Records from a dataset:
- Opening Delimiter -
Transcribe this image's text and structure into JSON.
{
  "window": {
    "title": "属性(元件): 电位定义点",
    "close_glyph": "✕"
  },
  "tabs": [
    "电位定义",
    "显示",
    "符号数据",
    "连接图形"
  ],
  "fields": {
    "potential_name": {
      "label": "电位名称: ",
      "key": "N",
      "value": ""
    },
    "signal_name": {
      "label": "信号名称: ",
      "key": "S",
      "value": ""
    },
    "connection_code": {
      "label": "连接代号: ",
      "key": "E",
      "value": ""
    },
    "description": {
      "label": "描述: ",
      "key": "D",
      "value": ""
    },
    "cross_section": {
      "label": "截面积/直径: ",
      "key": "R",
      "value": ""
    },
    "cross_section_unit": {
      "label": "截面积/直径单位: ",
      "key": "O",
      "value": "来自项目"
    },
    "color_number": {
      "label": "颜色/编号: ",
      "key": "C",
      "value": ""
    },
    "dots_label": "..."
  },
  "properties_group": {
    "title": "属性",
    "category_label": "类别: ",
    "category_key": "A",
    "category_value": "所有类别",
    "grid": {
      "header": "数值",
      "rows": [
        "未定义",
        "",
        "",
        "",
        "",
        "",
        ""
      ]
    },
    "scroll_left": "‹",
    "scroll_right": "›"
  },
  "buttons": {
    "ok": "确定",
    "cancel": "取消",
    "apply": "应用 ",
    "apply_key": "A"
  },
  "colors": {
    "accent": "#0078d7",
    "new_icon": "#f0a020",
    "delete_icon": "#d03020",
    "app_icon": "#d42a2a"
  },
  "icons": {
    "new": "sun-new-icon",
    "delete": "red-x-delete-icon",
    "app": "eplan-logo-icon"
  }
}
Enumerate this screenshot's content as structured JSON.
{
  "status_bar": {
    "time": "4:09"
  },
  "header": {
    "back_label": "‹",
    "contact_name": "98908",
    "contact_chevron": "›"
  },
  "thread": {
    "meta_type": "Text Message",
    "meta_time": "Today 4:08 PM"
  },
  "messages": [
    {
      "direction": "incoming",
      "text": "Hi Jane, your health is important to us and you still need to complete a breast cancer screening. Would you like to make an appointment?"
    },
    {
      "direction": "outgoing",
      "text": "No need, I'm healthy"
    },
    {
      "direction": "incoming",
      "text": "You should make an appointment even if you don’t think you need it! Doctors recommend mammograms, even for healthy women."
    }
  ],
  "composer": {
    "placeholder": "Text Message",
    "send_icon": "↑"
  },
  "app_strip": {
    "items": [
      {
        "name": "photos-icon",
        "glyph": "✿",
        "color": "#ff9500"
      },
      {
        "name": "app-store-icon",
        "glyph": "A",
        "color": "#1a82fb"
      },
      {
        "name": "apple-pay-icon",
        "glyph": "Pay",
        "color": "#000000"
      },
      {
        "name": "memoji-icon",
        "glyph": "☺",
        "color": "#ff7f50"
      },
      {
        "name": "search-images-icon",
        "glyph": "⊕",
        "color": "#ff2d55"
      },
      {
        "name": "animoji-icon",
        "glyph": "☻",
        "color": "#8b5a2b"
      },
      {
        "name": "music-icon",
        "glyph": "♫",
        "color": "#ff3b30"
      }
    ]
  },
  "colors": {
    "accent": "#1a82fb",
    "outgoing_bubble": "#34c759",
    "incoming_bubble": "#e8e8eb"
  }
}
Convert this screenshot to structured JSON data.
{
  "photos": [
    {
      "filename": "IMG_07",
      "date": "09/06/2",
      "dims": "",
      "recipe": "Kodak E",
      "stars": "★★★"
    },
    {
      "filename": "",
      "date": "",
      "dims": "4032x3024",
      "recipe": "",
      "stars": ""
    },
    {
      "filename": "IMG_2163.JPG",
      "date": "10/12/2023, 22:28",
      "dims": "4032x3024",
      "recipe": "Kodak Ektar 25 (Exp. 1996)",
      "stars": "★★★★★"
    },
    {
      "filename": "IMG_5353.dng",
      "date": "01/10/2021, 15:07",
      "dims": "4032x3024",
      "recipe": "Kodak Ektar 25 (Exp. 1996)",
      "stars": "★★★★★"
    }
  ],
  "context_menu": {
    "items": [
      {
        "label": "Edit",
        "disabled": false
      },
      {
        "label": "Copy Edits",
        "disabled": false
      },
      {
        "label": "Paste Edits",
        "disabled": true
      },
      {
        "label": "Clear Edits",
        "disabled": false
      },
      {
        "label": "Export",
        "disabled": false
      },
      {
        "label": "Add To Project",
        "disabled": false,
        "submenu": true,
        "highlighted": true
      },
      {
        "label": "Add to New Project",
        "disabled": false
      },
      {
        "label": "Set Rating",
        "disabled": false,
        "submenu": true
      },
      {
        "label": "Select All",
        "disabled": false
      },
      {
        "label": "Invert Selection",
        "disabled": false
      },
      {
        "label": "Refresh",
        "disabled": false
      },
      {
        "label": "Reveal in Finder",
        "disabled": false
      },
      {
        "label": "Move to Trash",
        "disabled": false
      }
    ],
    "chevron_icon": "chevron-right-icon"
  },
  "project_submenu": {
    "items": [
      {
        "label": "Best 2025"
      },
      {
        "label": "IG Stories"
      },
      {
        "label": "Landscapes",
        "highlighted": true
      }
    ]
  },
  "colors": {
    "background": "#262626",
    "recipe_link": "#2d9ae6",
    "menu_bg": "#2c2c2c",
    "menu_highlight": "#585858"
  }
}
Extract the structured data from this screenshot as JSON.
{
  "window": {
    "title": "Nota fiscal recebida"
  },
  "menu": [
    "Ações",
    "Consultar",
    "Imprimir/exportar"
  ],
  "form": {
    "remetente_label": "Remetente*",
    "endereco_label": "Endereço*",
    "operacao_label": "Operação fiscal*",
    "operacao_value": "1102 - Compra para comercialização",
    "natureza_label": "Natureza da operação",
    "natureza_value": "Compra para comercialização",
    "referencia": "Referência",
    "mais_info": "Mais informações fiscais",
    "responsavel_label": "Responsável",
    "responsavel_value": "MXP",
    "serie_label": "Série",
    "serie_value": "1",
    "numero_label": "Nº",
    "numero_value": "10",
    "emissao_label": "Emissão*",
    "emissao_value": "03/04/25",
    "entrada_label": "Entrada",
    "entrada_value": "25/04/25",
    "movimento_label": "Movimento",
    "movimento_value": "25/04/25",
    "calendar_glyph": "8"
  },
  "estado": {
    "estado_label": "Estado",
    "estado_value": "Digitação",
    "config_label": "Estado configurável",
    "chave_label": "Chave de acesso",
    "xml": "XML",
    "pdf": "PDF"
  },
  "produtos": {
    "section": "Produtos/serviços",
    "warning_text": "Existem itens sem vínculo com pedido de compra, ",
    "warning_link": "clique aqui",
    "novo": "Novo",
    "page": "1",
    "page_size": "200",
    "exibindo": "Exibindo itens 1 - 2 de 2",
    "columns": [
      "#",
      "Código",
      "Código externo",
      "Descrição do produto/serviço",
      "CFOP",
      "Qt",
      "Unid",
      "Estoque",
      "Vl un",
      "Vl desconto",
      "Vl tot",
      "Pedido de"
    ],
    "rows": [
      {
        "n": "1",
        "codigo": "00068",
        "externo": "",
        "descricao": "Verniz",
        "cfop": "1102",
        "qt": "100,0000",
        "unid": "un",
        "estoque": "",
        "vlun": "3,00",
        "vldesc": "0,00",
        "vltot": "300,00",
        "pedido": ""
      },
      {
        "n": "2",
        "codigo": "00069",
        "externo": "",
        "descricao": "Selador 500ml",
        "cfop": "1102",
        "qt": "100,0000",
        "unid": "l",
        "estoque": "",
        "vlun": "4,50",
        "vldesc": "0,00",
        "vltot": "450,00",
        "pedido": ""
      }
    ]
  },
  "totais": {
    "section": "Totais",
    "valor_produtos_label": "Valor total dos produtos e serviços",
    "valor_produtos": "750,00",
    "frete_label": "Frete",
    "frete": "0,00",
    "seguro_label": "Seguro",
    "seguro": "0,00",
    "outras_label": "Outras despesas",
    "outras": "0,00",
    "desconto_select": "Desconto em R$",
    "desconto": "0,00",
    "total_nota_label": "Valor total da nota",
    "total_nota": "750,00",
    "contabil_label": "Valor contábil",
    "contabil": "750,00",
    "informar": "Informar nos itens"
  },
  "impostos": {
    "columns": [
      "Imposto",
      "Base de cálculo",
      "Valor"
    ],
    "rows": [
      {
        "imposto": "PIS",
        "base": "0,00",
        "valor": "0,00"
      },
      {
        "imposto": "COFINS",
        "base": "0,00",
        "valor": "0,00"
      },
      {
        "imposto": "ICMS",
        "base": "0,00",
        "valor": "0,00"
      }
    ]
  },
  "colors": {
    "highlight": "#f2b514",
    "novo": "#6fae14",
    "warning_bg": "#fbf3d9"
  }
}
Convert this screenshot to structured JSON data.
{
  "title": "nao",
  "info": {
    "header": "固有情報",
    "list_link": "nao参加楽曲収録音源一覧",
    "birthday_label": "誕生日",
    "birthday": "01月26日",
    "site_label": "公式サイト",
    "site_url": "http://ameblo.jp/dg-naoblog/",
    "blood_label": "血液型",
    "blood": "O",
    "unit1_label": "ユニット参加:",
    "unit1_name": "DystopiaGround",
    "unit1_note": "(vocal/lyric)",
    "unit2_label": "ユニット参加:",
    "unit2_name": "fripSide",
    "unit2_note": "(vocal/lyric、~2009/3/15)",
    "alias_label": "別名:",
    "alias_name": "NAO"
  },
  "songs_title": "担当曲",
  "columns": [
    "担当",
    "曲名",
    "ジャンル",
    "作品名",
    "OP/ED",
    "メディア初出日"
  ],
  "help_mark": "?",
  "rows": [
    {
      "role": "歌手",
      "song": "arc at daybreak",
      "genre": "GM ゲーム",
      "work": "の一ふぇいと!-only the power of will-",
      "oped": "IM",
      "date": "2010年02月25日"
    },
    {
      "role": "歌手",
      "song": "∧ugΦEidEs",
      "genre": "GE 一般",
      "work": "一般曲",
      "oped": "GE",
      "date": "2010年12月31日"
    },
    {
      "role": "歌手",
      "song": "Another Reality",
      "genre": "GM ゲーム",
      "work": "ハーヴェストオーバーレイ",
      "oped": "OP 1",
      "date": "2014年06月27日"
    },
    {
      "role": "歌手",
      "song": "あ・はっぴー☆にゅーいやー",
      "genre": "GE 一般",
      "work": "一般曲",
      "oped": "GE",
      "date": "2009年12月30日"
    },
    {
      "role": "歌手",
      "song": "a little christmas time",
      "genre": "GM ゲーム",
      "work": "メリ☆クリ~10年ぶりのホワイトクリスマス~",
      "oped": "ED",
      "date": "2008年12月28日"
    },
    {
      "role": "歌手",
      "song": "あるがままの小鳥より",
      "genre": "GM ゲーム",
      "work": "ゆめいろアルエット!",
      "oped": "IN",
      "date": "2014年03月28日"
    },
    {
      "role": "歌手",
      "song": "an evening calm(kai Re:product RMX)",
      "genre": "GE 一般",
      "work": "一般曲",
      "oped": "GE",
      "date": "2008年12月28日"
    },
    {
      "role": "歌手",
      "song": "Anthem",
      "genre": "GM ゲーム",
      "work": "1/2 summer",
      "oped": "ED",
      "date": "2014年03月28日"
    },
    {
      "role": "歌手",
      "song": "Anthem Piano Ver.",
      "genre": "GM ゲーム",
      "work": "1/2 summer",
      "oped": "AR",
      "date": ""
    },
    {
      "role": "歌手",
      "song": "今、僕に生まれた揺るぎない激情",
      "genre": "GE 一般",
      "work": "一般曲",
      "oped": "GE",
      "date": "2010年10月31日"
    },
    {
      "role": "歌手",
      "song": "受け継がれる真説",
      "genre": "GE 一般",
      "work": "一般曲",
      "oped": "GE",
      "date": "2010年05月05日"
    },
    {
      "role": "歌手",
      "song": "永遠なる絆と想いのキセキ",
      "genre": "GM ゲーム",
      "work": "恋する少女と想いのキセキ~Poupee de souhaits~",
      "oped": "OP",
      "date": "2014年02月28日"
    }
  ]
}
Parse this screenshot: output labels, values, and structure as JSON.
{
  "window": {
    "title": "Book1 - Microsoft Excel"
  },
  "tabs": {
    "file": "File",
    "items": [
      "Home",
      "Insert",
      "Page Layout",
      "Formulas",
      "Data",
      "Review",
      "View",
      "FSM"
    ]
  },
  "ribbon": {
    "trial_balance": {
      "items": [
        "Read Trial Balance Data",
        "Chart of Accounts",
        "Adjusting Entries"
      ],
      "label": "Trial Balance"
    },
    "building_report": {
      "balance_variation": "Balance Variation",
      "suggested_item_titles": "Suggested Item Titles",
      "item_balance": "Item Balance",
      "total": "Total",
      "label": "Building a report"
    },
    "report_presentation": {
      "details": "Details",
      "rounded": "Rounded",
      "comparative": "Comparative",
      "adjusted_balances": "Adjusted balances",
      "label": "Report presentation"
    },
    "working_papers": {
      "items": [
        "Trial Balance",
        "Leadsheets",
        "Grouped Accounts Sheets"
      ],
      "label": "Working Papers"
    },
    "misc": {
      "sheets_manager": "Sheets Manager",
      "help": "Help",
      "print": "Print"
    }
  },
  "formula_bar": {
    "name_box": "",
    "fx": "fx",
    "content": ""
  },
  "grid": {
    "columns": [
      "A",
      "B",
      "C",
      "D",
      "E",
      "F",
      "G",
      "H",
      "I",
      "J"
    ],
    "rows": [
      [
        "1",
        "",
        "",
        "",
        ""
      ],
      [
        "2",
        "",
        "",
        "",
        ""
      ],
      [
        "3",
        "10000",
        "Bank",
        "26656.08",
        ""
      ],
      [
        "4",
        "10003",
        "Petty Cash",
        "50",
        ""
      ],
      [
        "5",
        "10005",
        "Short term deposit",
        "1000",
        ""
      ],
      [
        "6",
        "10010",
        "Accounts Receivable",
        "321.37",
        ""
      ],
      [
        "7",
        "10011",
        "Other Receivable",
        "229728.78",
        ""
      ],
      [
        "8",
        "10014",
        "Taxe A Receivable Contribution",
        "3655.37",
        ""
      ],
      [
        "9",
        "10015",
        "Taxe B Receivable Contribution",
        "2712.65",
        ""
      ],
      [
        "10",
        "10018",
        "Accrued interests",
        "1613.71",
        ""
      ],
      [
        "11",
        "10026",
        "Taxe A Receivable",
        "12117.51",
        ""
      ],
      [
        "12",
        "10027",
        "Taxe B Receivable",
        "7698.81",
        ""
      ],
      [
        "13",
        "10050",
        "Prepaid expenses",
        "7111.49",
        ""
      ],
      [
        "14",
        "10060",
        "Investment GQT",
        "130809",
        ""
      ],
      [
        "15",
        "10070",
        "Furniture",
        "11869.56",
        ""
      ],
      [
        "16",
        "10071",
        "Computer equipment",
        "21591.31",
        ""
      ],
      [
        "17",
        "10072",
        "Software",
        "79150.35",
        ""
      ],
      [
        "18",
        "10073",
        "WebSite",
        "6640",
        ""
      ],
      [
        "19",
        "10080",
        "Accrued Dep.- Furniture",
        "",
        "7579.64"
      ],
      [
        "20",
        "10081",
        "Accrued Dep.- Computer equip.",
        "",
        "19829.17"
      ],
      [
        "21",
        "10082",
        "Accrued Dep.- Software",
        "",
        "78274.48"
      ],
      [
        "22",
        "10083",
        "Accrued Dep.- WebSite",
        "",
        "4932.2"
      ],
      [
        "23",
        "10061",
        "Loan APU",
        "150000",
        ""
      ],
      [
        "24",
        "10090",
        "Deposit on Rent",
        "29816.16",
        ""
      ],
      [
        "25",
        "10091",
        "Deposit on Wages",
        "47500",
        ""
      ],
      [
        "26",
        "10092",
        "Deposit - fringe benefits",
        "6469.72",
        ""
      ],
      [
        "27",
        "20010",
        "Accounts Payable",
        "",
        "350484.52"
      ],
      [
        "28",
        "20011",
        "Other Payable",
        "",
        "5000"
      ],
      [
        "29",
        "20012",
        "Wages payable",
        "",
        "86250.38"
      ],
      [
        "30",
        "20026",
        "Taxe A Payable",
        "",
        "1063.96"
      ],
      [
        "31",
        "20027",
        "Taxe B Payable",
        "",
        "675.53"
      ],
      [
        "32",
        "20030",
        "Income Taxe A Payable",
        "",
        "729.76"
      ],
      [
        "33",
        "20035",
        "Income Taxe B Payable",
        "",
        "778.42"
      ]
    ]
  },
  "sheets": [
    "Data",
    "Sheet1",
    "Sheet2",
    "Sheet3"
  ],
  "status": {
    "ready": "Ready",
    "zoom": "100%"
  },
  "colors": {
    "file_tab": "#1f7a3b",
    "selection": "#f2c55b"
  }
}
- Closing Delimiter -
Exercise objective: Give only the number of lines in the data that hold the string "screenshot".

Expected answer: 5